Each line of the listing where "text" appears should be reported.
LISTED ENTRIES Block Start
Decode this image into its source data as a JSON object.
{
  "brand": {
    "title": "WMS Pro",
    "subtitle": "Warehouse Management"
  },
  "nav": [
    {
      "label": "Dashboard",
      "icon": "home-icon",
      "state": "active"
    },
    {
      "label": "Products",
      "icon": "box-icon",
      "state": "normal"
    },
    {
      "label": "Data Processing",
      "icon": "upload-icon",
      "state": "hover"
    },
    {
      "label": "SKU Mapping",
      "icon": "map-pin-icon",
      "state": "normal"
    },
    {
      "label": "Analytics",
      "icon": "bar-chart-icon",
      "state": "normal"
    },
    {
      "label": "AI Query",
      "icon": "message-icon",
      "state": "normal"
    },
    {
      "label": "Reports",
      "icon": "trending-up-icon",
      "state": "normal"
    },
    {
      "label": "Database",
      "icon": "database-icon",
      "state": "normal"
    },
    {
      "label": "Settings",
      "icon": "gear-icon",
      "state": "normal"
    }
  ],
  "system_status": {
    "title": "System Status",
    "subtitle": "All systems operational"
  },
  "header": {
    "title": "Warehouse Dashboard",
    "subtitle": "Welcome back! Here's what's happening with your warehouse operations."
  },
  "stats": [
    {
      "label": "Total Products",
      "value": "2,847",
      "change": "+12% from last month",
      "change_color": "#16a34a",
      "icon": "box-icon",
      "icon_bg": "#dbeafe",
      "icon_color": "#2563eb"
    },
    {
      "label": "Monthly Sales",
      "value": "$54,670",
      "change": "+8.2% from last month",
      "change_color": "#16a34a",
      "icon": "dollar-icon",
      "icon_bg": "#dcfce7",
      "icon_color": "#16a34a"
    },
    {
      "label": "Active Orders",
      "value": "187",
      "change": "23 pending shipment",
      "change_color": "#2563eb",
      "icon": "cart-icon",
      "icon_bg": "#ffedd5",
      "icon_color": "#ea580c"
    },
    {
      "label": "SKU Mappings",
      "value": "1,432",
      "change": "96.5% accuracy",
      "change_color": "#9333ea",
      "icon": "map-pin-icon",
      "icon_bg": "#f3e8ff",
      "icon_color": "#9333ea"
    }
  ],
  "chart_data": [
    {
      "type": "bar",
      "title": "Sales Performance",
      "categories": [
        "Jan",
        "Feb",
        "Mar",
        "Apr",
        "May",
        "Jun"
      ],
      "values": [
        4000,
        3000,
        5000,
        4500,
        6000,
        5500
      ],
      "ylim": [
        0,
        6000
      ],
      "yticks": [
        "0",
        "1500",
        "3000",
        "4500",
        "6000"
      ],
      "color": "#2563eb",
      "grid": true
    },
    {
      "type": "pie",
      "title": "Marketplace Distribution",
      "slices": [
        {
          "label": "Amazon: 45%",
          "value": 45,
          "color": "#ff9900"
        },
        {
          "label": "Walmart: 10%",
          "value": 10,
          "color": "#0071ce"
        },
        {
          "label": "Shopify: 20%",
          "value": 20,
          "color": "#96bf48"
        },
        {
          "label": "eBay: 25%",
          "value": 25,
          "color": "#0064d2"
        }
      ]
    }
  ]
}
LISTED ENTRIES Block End
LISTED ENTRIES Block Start
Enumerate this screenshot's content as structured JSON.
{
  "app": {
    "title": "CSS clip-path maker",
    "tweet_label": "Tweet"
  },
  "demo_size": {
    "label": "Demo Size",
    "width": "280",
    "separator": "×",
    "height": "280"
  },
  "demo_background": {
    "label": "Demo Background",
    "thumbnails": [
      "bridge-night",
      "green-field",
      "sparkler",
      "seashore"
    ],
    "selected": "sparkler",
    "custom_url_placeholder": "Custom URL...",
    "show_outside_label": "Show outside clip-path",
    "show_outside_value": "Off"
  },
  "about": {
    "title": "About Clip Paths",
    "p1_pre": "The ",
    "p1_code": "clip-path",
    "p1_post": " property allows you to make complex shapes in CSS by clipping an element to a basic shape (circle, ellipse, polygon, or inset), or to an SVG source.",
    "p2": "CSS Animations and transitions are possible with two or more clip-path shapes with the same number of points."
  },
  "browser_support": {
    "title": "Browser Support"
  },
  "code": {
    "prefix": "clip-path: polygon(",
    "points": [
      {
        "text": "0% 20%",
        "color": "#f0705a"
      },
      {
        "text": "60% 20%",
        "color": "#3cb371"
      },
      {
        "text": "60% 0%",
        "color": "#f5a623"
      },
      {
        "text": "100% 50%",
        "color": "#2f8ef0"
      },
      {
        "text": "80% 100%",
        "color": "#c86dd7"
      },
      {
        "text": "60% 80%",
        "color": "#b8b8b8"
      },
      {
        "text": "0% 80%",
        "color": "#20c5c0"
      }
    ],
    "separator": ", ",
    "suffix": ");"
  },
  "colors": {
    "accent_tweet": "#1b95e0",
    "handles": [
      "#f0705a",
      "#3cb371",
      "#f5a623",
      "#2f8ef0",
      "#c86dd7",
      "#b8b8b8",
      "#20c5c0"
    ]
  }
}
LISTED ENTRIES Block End
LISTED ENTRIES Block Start
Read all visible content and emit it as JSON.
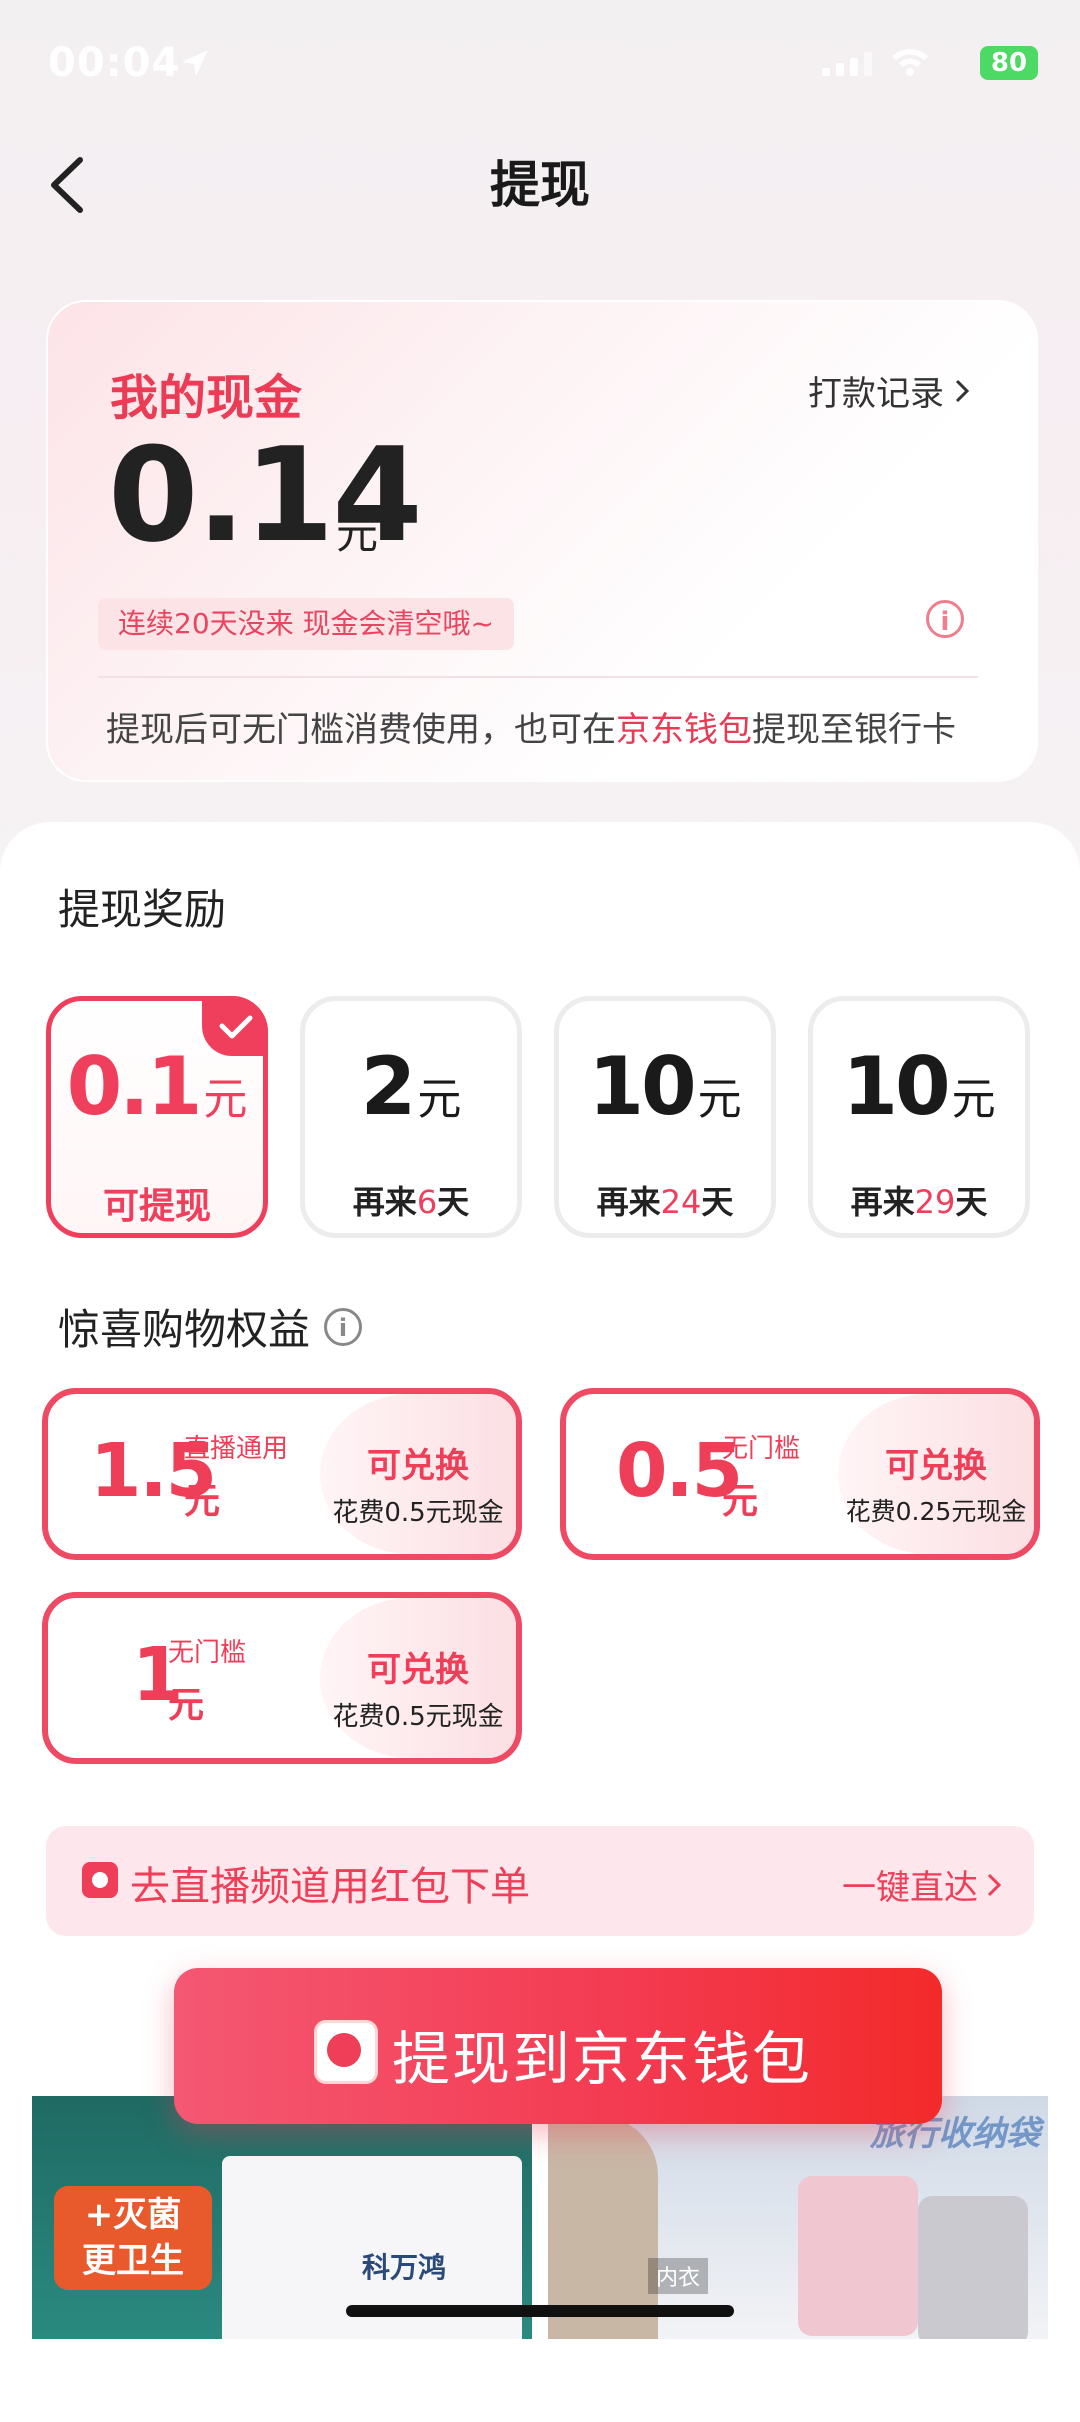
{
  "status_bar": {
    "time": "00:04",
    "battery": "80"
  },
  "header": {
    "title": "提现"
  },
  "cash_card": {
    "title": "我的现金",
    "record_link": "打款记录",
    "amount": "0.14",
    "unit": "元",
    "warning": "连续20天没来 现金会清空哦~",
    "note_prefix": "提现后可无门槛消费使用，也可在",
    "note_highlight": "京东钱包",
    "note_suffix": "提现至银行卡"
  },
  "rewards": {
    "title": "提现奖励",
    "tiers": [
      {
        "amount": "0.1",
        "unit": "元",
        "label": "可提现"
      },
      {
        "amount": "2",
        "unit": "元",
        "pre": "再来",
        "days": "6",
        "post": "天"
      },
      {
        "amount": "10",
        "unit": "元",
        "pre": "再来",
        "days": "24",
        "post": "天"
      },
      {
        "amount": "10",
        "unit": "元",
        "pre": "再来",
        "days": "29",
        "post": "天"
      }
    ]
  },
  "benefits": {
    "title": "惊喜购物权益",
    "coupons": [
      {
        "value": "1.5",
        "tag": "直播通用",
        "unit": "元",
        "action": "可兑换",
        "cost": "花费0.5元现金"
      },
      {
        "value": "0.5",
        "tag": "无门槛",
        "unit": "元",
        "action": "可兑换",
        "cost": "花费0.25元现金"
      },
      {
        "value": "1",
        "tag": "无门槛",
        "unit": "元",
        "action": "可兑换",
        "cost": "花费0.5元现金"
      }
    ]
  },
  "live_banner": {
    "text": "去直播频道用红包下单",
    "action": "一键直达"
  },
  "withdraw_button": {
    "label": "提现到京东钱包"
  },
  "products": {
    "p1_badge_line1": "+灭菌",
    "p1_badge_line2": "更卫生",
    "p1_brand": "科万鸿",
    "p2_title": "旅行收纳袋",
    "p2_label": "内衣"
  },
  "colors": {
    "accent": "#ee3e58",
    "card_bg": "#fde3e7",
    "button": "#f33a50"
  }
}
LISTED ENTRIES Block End
** FINISHED EXERCISE **
        "text": "0% 20%",
        "text": "60% 20%",
        "text": "60% 0%",
        "text": "100% 50%",
        "text": "80% 100%",
        "text": "60% 80%",
        "text": "0% 80%",
    "text": "去直播频道用红包下单",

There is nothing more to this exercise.